EXERCISE DESCRIPTION —
In the lines below, the string "title" may appear; say how many lines hold it and give nothing more.
** Opening DATA LISTING block **
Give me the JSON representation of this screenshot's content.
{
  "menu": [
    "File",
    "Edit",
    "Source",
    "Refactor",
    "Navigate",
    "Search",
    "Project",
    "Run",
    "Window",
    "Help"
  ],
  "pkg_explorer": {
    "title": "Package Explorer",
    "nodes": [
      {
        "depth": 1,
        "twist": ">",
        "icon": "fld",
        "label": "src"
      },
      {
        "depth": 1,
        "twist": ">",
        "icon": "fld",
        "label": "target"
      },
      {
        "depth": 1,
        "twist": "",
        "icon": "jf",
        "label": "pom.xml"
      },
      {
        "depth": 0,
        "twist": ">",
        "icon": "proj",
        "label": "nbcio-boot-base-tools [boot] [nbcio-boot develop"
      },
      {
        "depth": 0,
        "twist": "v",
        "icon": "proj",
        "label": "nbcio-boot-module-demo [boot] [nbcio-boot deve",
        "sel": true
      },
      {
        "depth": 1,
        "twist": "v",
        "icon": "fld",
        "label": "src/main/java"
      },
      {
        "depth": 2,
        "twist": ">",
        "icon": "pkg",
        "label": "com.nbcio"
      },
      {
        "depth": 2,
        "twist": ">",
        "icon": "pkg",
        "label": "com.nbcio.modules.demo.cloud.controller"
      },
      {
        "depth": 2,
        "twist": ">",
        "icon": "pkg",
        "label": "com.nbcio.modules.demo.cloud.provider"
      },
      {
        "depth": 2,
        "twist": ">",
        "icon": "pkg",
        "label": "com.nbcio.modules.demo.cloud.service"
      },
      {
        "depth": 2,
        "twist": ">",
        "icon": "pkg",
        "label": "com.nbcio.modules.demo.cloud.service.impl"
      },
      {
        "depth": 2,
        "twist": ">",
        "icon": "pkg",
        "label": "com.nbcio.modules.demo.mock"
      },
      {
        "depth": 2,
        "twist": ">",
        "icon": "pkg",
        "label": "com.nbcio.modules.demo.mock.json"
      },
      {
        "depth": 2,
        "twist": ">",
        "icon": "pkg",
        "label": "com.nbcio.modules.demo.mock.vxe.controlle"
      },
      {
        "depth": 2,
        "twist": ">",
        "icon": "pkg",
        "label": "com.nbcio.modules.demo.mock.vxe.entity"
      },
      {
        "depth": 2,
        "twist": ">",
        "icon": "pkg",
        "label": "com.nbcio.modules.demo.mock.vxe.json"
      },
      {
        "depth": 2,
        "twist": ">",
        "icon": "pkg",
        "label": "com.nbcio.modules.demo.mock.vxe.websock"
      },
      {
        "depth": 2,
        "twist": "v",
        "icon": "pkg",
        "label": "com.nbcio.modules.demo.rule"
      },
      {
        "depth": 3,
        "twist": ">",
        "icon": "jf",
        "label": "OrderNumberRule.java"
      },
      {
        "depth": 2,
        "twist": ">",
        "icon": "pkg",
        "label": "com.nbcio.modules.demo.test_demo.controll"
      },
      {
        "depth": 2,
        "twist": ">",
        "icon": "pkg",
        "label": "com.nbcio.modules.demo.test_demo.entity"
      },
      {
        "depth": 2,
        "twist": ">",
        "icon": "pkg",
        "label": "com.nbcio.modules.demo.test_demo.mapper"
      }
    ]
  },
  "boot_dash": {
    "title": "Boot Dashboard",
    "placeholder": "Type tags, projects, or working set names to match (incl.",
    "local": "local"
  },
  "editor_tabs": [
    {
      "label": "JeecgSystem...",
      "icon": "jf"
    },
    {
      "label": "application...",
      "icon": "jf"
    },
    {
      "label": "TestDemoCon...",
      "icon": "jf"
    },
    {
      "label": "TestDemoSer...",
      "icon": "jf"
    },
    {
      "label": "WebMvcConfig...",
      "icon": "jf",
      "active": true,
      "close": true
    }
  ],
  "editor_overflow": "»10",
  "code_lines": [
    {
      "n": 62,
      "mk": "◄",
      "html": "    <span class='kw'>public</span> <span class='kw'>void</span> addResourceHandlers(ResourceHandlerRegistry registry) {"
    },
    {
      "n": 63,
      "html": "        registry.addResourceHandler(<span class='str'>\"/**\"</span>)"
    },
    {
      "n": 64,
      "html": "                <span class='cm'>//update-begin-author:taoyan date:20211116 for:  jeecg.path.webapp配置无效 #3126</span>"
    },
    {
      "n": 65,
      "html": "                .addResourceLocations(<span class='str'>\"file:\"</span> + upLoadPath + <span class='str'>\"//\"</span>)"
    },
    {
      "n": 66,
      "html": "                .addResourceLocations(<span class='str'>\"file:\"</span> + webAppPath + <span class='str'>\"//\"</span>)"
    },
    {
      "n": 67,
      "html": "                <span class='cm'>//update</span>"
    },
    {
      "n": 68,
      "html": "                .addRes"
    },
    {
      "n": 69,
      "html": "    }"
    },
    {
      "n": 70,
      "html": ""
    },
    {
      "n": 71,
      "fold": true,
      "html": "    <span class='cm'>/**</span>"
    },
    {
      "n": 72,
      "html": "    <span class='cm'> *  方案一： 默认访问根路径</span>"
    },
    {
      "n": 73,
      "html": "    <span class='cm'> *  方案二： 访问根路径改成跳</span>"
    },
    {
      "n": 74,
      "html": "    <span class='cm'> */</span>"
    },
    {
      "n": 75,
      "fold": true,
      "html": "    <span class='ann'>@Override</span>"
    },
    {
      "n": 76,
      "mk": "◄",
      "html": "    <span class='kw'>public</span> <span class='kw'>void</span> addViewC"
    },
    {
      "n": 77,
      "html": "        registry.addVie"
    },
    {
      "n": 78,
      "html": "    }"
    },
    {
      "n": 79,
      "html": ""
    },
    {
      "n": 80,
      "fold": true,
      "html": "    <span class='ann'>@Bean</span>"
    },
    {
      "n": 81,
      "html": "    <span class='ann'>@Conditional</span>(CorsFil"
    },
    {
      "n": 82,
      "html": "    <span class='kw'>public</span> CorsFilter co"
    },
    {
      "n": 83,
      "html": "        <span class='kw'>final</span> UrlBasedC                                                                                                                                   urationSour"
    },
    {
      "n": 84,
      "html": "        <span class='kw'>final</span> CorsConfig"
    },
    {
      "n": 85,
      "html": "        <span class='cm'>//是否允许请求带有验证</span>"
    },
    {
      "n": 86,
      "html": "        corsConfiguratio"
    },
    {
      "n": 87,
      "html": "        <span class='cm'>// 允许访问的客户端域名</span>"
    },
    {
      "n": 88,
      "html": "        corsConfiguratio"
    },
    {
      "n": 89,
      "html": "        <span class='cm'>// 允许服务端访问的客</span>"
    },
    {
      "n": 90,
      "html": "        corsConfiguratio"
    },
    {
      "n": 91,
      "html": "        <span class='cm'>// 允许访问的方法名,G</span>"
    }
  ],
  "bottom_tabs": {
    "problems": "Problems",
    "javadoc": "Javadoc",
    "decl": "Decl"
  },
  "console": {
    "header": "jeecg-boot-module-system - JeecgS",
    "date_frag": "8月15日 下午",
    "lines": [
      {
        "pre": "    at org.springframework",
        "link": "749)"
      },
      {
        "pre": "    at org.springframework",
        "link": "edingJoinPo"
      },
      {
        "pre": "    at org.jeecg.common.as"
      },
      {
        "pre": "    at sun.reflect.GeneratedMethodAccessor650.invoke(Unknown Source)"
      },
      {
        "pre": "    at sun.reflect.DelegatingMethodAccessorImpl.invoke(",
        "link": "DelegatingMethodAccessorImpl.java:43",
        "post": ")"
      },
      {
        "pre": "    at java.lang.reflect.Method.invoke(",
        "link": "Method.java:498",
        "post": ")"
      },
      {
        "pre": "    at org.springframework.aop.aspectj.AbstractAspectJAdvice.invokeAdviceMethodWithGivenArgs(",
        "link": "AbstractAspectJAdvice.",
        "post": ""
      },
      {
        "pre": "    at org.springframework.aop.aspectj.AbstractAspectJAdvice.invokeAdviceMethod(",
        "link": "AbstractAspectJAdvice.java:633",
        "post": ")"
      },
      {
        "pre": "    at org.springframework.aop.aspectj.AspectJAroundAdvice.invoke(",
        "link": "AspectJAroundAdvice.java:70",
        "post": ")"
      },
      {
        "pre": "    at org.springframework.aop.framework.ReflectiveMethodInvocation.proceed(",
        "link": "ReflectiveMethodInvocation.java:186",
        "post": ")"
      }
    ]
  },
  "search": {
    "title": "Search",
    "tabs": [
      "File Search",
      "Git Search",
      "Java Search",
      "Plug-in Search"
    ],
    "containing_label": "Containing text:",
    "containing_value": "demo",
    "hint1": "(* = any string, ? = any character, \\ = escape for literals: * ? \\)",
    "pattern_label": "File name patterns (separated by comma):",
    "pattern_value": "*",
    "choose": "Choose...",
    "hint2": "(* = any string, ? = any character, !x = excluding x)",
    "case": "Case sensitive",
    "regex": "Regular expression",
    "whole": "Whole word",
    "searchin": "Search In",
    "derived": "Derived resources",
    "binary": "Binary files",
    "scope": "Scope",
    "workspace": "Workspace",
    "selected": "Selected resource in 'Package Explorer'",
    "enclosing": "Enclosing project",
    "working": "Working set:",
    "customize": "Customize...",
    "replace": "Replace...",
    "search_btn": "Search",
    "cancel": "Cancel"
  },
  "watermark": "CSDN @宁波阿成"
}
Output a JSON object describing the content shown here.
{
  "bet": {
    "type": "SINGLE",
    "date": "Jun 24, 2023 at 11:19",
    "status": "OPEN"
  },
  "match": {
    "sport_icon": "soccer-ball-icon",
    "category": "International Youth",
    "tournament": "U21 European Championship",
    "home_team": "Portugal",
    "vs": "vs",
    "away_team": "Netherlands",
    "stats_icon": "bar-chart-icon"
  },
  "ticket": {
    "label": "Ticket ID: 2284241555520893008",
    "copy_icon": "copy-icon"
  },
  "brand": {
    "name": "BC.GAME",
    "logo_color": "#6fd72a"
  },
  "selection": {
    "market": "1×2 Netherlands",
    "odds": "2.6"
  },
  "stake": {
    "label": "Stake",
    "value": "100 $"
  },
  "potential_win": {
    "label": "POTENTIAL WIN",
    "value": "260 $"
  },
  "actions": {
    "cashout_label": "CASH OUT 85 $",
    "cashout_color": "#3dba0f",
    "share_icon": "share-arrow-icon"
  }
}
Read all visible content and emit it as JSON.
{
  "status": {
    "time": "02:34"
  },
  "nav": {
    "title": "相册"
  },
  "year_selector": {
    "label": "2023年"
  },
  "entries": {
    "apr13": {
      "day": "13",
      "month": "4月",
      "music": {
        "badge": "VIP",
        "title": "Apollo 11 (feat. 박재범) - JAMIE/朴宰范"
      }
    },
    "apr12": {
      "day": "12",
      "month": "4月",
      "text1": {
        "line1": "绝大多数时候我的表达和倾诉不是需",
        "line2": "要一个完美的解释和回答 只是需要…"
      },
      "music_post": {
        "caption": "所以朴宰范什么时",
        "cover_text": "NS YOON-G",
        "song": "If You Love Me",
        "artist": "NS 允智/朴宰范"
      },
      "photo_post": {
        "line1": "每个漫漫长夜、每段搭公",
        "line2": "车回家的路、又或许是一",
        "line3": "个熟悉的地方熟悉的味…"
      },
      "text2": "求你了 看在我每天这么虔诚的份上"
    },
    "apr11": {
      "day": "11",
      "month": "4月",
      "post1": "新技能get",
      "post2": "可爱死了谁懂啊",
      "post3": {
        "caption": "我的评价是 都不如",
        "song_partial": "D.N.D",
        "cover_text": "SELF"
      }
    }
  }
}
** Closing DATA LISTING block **
WRITTEN RESPONSE —
5